The one thing that might be helpful to consider, however, is whether or not in her anger she was reacting to one of your attributes that might keep others at a distance, too. Do you actually get distant when faced with discord, as many of us do? Do you shut down when you sense an attack coming? Who wouldn’t? In the midst of a subjective barrage, there’s always the possibility of gaining a new insight about how we might adjust the way we respond to life and what it throws at us. While shutting down or becoming removed only becomes a problem when it doesn’t work with another’s dynamic, it can fracture communication and intimacy.
Relationship is like a dance. Some twosomes just flow, even if the steps are a bit odd or unknown. Others trip and fall over one another even when both have the steps down with precision. Therein lies the mystery of why relationships do or don’t ultimately work or last. Chemistry. The unknown X factor. “It.” Whatever you want to call it, there is simply no substitute for it.
While there are infinite forms of relationships ranging from long-distance ones with two people who never meet to intimate, close, tight ones in which two people are never apart, there is a rhythm, a flow, as well as a solid base of shared tastes, beliefs and values that cement the X together. Most of us have learned the hard way that without that shared core of values and beliefs, even the X factor is in for a bumpy ride.
But seeming to “click”, to get along on the phone or in letters with someone doesn’t unconditionally guarantee that once you meet, the pull, the tension, and the urge to come together and stay together will be present and even more challenging, will last beyond the first kiss, the first night, the first week, or even the first year.

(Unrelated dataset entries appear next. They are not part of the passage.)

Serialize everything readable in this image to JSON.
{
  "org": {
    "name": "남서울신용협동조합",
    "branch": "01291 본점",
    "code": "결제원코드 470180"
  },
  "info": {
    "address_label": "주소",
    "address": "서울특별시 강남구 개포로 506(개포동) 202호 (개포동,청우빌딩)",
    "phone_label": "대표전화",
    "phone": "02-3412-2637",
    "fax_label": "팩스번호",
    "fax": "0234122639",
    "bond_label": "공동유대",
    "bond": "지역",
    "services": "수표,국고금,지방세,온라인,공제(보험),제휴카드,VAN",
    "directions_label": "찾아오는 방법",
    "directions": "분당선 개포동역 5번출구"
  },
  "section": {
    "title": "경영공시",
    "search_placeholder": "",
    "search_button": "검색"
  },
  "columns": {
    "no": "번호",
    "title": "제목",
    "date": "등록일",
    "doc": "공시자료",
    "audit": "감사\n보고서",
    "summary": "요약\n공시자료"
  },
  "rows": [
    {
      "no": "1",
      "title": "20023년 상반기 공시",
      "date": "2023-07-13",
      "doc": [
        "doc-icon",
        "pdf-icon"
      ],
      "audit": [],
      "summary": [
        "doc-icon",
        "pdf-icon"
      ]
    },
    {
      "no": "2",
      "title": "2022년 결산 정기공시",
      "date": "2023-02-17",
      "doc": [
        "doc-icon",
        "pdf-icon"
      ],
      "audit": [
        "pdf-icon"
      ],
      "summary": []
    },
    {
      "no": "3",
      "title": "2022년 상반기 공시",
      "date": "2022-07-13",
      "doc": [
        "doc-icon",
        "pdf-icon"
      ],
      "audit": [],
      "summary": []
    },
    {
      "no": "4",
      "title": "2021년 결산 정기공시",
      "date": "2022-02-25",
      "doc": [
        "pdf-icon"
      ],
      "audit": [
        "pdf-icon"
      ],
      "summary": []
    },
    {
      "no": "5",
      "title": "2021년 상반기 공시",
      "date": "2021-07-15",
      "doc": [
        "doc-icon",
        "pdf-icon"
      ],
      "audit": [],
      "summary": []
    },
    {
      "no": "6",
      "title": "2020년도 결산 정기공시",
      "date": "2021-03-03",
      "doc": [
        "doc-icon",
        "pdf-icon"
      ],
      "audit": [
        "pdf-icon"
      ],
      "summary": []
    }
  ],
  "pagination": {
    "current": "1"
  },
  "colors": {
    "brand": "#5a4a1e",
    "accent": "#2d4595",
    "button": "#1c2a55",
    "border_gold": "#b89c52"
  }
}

While they say you can’t tell a book from its cover, I believe we often know, in some prescient part of our being, when the “click” is really real. And while many will bond or marry without it, telling themselves that it’s just not that important, they often sadly find over time that its absence takes its toll. Obviously, it wasn’t there for you two.
For the future, perhaps it would be helpful to pay more attention to what attracts you and in what mode. Seeming to bond in letters or on the phone is safer than in person. If you write well, it’s easy to transmute yourself into language that’s not necessarily a reflection of raw emotion. Over the phone, it’s also easier to sustain short, intense chats than fill the inevitable silences that occur in person. It’s the filling, the silence, the quiet sensing and seeing that sometimes says more about the richness of the bond than any words or flowers.
While there are many stories of couples who have met online and married, at least that mode offers photographs and one can get some sense, if the information is honest, whether or not an initial attraction exists. However, even that attraction often bursts like a bubble upon first touch or sight. If I had the answer to what worked in love versus what didn’t, I’d be sitting on my own island in the South Pacific answering this letter. So for now, the best I can provide is a bit of simple logic and encouragement. You didn’t do anything wrong. It would be unfair of you to put your heart on hold in lieu of other options. If you’ve learned one invaluable thing from all of this, it’s that your intuition deserves center stage moving forward and that you deserve and want someone in your life that treats you with honor and respect. You don’t have to settle for anything less.
You can submit your questions or book private phone sessions with Olive at theinnerbottomline.com, call into her blogtalkradio.com show, “The Inner Bottom Line,” at 661-449-1425 with your questions, or explore her new blog at whatskeepingyouawakeatnight.com. All letters and calls can be anonymous and confidential.
Kindle and audio versions along with the hard cover of Olive’s book, The Nude Ethicist: A Simple Path to The Good Life, are now available on amazon.com.